Knowing such truths and understanding they have practical, achievable solutions exposes the hypocrisy we face. As a batch of powerful people claim they do all they can to help the environment, why do they ignore the most effective solutions to avert climate collapse?

Protesters at the Youth Strike 4 Climate in Westminster. Credit: Ollie Cole

This is why we are striking. Without a vote for sixteen-year-olds, our generation – like the Earth we are trying to protect – has been silenced. All we are left with is the inescapable noise that is climate destruction, which has – for us – become a human rights issue.

The most vulnerable populations are the most at risk. For example, those with lower incomes are less able to adapt to events such as storms, and countries with low food security will bear the brunt of an increase in global temperatures far quicker than those emitting the most carbon.

We see here in black and white the political and social implication of climate change, as well as the ecological. How does a population raise awareness of a political issue? They protest.

What we would like to see is action – and especially from those with power. Actions like increasing the percentage of renewable energy in the national grid, taxing fossil fuel companies, reducing the costs of low carbon transport, and improving the way climate change is communicated in the media and in schools.

Reforming the way we approach the environment starts – but does not end – with zero carbon emissions, it requires a society built on ecological principles in which people do not play for profit, but for protection of every living thing.

If there’s anything I’ve learnt from my education in activism, then it’s that true hope exists only in action, and I hope that our strikes really will incite that action in the people with power, just as much as the decline of a tiny bee incited it in me.


Featured Image: A climate change protest in London. Credit: Ollie Cole

About The Author

Why I'm Taking Part In The 'Youth Strike 4 Climate' And Why It Matters

Sophie Sleeman, member of the UK Student Climate Network, explains why she's joining students across the country calling for more to be done to save our planet.

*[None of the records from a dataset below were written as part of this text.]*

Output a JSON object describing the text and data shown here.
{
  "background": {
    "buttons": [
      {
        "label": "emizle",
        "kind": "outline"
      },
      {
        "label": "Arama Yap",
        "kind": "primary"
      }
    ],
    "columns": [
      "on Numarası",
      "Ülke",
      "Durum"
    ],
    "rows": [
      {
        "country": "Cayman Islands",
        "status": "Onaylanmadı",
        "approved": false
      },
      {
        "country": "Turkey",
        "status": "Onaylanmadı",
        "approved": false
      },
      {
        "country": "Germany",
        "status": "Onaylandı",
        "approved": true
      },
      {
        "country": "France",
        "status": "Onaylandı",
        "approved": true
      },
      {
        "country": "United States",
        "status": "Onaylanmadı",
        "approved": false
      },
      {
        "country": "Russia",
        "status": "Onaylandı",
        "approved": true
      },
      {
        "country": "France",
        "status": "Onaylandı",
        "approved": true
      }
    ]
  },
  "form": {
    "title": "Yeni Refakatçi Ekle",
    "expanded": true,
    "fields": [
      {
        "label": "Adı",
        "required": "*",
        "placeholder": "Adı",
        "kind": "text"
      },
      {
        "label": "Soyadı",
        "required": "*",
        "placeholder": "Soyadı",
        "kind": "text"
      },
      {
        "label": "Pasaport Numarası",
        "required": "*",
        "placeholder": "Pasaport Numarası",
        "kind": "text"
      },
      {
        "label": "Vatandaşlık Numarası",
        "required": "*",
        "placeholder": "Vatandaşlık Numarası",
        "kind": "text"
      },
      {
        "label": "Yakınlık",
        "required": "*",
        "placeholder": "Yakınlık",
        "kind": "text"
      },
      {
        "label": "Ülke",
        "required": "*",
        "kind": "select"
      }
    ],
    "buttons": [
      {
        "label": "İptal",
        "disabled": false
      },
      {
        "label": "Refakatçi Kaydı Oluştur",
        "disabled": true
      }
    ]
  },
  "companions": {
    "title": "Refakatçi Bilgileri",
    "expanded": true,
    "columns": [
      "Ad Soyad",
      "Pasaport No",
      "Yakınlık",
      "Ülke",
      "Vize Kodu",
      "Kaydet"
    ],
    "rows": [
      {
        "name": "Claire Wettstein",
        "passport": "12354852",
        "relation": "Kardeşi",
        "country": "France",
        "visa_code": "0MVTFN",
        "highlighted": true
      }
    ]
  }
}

Sophie Sleeman, member of the UK Student Climate Network, explains why she's joining students across the country calling for more to be done to save our planet.